Note: Dedicated graphics cards are power intensive. A laptop with a dedicated graphics card will usually have a shorter battery life than a comparable one with an integrated card.
Warranties and Returns
Warranties and return policies vary greatly from brand to brand, but most offer a 1 year warranty. Laptops usually have shorter warranty durations than desktops. Many companies offer their customers the ability to purchase extended warranties – and this may be a good option to consider if your employees are hard on their equipment.
One major advantage of business laptops over consumer grade laptops is that manufacturers often offer on-site service, sometimes even providing it within 1 business day of the service request. Dell, for example, ships repair parts to local technicians via overnight shipping, allowing for expedited repair. Look for a “Service Level Agreement” which will state the timeframe in which repairs will happen. For mission critical hardware, like servers, this may be measured in hours.
Consumer devices, on the other hand, generally don’t offer a SLA and will require you to send your computer to the manufacturer for repairs. This could mean that your business is without an essential piece of hardware for days or weeks!
With video calls and meetings becoming the norm, a webcam is an essential part of any new computer. Most laptops cameras come with 720p resolution but we recommend that you look for models with 1080p as they provide much better image quality.
A Big Decision
Choosing the right computer for your small business is a big decision. Every business has unique needs and the best laptop for one industry might be completely inadequate for another. It’s essential to assess your own needs and make sure that whatever you choose will meet those needs both today and in the near future.
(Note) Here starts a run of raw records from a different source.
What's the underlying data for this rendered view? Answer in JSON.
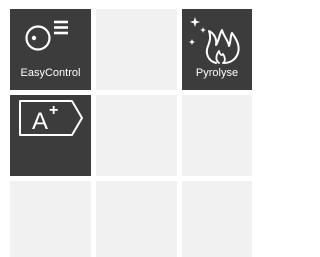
{
  "tiles": [
    {
      "label": "EasyControl",
      "icon": "easycontrol-icon",
      "style": "dark"
    },
    {
      "label": "",
      "icon": "",
      "style": "light"
    },
    {
      "label": "Pyrolyse",
      "icon": "pyrolyse-icon",
      "style": "dark"
    },
    {
      "label": "",
      "icon": "energy-class-a-plus-icon",
      "style": "dark"
    },
    {
      "label": "",
      "icon": "",
      "style": "light"
    },
    {
      "label": "",
      "icon": "",
      "style": "light"
    },
    {
      "label": "",
      "icon": "",
      "style": "light"
    },
    {
      "label": "",
      "icon": "",
      "style": "light"
    },
    {
      "label": "",
      "icon": "",
      "style": "light"
    }
  ],
  "energy_class": {
    "letter": "A",
    "superscript": "+"
  },
  "colors": {
    "dark_tile": "#3c3c3c",
    "light_tile": "#f1f1f1",
    "text": "#ffffff"
  }
}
If you still feel like this is too hard of a decision, at Bristeeri Tech we can help you select a computer that is right for your business needs.